Okay, maybe not all of them -- but a pressing one for many dog owners: nail clipping. (See also: the shaking, shivering fear thereof.) You're probably not surprised that this is one of the most common issues folks come to us with: "My dog won't let me trim her nails" or "He freaks out whenever he gets his nails trimmed!"
Well, you would too if you'd been hurt before! (Cue the sad old country-western song.) Or if you weren't used to your paws being handled. Or if you sensed your human getting really anxious about something as she approached you with a strange instrument (cue the horror movie music). But nails need to be trimmed often so you don't create for yourself a host of problems.
Here's where we solve your problem. (You're welcome.) Some options:
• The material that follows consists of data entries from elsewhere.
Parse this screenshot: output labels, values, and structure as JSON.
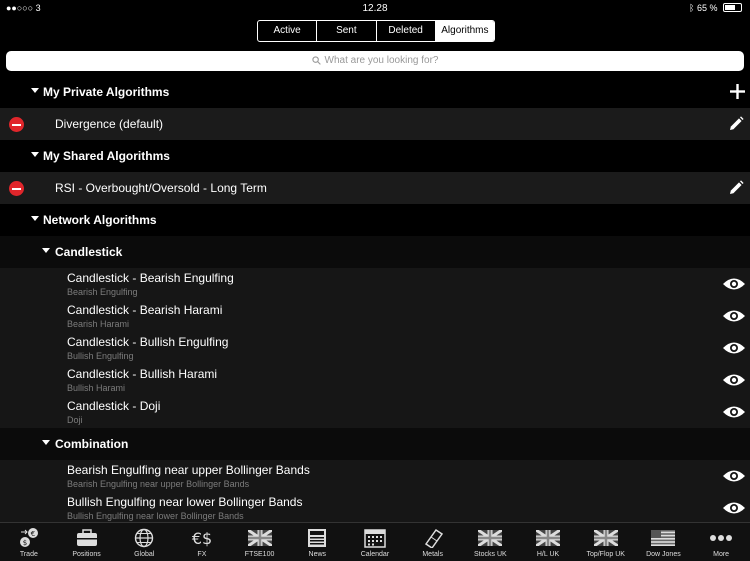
{
  "status_bar": {
    "carrier": "●●○○○ 3",
    "time": "12.28",
    "battery": "65 %"
  },
  "segments": [
    {
      "label": "Active",
      "selected": false
    },
    {
      "label": "Sent",
      "selected": false
    },
    {
      "label": "Deleted",
      "selected": false
    },
    {
      "label": "Algorithms",
      "selected": true
    }
  ],
  "search": {
    "placeholder": "What are you looking for?"
  },
  "sections": {
    "private": {
      "title": "My Private Algorithms",
      "items": [
        "Divergence (default)"
      ]
    },
    "shared": {
      "title": "My Shared Algorithms",
      "items": [
        "RSI - Overbought/Oversold - Long Term"
      ]
    },
    "network": {
      "title": "Network Algorithms",
      "groups": [
        {
          "title": "Candlestick",
          "items": [
            {
              "title": "Candlestick - Bearish Engulfing",
              "subtitle": "Bearish Engulfing"
            },
            {
              "title": "Candlestick - Bearish Harami",
              "subtitle": "Bearish Harami"
            },
            {
              "title": "Candlestick - Bullish Engulfing",
              "subtitle": "Bullish Engulfing"
            },
            {
              "title": "Candlestick - Bullish Harami",
              "subtitle": "Bullish Harami"
            },
            {
              "title": "Candlestick - Doji",
              "subtitle": "Doji"
            }
          ]
        },
        {
          "title": "Combination",
          "items": [
            {
              "title": "Bearish Engulfing near upper Bollinger Bands",
              "subtitle": "Bearish Engulfing near upper Bollinger Bands"
            },
            {
              "title": "Bullish Engulfing near lower Bollinger Bands",
              "subtitle": "Bullish Engulfing near lower Bollinger Bands"
            }
          ]
        }
      ]
    }
  },
  "tabbar": [
    {
      "label": "Trade",
      "icon": "trade-icon"
    },
    {
      "label": "Positions",
      "icon": "positions-icon"
    },
    {
      "label": "Global",
      "icon": "globe-icon"
    },
    {
      "label": "FX",
      "icon": "fx-icon"
    },
    {
      "label": "FTSE100",
      "icon": "uk-flag-icon"
    },
    {
      "label": "News",
      "icon": "news-icon"
    },
    {
      "label": "Calendar",
      "icon": "calendar-icon"
    },
    {
      "label": "Metals",
      "icon": "metals-icon"
    },
    {
      "label": "Stocks UK",
      "icon": "uk-flag-icon"
    },
    {
      "label": "H/L UK",
      "icon": "uk-flag-icon"
    },
    {
      "label": "Top/Flop UK",
      "icon": "uk-flag-icon"
    },
    {
      "label": "Dow Jones",
      "icon": "us-flag-icon"
    },
    {
      "label": "More",
      "icon": "more-icon"
    }
  ]
}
1) Bring your pup in and we'll show you how to trim the nails so you yourself don't have to shake and shiver with anxiety while wielding the clippers.
2) Dump your dog with us for a few and we'll do it for you. It's 10 bones (or $15 if you want 'em clipped and filed) and you don't have to be the bad guy.
3) Condition your dog. This may require lots of time, patience, and persistence (but don't many good things?) -- you can slowly train your dog to A) let you hold her paws and B) let you trim her nails. If they can do it to lions and bears in the zoo, you can do it for Lady. Click here for our article on how to desensitize your pup to grooming in general.
For nails in particular, it helps to wear your dog out first -- I mean, really wear him out -- and then slowly, gradually get him used to having his paws and toes handled. Then slowly slowly slowly introduce him to the clippers -- with treats and praise -- and a relaxed human (ahem). And the first dozen times, you won't even clip the nails at all. The next few times you'll "air clip" a nail or two (without actually touching the nail), and give treats and praise like they're going out of style. (In fact, the more treats and praise you lavish during this process, the better things'll go for everyone.) Eventually, you'll work your way up to cutting just the tips and go from there.
4) If your pup likes to swim, go for a long swim session -- you'll soften up the nails and you'll wear her out.
5) If all else fails, walk her and walk her and walk her on pavement -- that'll file down her nails naturally. Then you'll only have to deal with the dewclaw, which is easier.
So come on by the salon, let us talk and walk you through it. That's what we're here for: to solve your pup problems and make life better for you and your dog.